[[ ENTRIES SUPPLIED open ]]

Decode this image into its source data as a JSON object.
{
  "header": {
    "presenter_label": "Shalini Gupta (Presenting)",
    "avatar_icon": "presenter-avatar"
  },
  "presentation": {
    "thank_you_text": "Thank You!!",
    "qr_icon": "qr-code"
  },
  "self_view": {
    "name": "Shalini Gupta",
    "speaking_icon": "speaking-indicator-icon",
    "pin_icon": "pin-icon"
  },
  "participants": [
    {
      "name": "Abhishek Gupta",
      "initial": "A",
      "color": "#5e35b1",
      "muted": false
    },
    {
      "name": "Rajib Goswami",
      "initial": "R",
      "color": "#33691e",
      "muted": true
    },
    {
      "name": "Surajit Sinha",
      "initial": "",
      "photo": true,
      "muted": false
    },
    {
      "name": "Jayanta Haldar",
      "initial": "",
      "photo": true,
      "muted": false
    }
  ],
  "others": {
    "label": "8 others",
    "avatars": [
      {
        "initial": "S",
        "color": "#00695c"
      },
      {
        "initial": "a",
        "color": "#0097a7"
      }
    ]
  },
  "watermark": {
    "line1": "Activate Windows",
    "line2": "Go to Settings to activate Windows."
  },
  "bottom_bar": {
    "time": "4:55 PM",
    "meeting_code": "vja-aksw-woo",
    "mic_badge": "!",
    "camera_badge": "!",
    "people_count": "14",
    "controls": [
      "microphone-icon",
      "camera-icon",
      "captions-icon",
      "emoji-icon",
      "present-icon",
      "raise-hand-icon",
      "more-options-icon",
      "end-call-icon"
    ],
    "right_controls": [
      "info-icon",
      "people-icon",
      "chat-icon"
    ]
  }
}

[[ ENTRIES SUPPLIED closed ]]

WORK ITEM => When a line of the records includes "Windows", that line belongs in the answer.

REPLY =>
    "line1": "Activate Windows",
    "line2": "Go to Settings to activate Windows."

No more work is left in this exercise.